These lessons will stay with me throughout my time in Thailand because, truly, no situation is ever perfect. The Thai school system, like any school system, is not perfect. During my first six months teaching in Thailand, there were many times when I expected a situation would be “perfect” and then I would be disappointed when something went wrong. I found that I often needed to improvise or change my lesson plans on the spot usually because of circumstances beyond my control. Sometimes I would find out minutes before a class that those students would not be coming. Other times, because of a mandatory assembly, students would show up to class 40 minutes late giving me just 20 minutes to teach them a modified lesson. Throughout my time in Thailand thus far, I have been given the opportunity to observe teaching methods and discipline strategies. I don’t always agree with these methods and strategies. My internship at GTAEF taught me that instead of placing a judgement on these methods, I should try and look at them with an open, yet critical eye. It is impossible to make any judgements about the school system before learning about how it relates to the history and culture of Thailand. It has taught me to look at an imperfect situation, such as the Thai school system, from a broader perspective first in order to understand the cultural context before narrowing in on specific issues.

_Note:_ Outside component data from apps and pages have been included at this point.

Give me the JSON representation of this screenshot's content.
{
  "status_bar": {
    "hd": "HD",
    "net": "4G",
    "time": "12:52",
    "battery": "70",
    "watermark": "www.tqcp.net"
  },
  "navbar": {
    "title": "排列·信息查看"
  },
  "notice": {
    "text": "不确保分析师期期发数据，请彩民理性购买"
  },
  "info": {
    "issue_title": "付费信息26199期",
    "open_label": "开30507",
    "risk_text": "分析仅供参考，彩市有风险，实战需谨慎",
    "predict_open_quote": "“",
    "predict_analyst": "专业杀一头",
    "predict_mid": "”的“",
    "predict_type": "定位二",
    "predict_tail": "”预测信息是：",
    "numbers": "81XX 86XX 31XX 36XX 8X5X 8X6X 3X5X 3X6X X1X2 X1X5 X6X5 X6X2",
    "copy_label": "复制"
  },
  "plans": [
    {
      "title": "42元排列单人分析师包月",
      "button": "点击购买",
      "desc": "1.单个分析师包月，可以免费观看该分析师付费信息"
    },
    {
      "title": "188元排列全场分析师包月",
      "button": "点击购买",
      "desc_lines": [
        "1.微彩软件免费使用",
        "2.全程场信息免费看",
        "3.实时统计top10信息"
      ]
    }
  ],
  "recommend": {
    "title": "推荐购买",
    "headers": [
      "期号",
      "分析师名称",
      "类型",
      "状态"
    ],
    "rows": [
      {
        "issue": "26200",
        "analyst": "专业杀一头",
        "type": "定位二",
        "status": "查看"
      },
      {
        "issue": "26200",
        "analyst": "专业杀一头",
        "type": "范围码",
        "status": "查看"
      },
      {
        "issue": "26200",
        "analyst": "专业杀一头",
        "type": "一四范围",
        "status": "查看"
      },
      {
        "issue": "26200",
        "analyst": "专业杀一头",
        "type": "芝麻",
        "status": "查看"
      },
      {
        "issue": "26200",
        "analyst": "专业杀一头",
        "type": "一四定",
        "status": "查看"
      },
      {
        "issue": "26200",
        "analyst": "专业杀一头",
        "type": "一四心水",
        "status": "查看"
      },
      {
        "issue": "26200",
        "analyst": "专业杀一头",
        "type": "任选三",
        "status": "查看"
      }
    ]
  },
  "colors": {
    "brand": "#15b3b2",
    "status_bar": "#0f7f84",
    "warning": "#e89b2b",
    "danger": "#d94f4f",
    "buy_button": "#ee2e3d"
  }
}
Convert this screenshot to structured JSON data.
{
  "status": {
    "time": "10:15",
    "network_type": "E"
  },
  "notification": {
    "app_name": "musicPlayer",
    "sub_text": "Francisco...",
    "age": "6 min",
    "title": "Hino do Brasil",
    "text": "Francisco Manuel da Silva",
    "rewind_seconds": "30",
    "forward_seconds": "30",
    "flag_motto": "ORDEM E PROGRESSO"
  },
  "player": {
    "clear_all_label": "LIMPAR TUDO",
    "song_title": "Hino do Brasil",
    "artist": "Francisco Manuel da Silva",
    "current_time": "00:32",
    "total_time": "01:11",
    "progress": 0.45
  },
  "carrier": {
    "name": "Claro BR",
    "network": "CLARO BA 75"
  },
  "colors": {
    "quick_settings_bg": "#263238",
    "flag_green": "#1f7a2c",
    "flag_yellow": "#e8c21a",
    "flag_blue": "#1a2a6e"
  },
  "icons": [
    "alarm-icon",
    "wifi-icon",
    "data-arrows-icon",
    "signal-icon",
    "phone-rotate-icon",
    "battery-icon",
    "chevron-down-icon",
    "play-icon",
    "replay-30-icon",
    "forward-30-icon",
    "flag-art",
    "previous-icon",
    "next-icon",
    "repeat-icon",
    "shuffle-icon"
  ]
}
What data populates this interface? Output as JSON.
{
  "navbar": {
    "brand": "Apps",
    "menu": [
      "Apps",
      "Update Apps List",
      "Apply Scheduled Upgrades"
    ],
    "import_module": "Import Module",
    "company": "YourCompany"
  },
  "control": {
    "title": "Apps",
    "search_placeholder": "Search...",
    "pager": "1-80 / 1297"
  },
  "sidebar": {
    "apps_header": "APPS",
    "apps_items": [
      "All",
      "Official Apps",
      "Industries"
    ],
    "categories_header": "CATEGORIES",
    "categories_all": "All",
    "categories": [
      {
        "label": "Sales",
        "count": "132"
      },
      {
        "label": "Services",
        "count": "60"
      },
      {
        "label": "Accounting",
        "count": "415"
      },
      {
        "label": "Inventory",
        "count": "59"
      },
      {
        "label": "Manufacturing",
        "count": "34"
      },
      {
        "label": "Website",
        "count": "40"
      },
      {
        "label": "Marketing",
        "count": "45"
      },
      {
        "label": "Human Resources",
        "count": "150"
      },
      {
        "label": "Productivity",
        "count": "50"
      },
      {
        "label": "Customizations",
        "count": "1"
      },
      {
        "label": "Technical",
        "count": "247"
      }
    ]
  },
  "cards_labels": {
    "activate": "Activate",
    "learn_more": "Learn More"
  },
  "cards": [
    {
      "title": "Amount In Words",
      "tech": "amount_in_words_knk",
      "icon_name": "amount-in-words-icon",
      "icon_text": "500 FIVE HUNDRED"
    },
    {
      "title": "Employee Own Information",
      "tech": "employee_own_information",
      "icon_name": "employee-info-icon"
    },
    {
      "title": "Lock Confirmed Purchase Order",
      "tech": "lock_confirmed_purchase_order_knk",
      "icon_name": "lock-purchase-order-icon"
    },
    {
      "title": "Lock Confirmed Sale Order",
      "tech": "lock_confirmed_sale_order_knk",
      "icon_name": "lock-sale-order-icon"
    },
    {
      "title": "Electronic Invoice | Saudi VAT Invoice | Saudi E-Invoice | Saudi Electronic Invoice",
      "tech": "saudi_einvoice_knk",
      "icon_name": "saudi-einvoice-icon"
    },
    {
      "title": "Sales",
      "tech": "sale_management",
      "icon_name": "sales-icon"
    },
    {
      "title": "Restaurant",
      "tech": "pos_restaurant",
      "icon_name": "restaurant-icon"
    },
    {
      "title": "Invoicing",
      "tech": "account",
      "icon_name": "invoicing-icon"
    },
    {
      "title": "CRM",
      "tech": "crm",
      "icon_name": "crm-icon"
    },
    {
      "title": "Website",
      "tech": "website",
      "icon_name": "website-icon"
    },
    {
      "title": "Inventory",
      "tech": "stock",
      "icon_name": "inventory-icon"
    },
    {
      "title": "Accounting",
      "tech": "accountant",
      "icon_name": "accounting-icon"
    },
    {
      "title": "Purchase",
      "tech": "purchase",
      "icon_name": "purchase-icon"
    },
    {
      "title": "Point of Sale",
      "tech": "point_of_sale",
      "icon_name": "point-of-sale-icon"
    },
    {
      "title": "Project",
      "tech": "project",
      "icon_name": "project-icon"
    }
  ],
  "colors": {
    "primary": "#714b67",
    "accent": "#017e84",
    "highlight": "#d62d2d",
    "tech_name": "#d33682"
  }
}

Walked outside my classroom to find every female student being treated for lice...
a less than perfect situation indeed!

I must admit that these imperfect moments still shake me up a bit. Yet, my time at GTAEF has taught me to view these situations differently, with an open mind and a flexible attitude. I’ve begun to realize that there is no such thing as a “perfect” situation. There will always be multiple sides to complicated issues. There will always be things that go wrong, materials that are missing, miscommunications. I’ve begun to believe that these imperfect situations are what make life interesting and I look forward to many more during the rest of my time in Thailand.

Can't think of a better way to end my day than bathing elephants and getting muddy.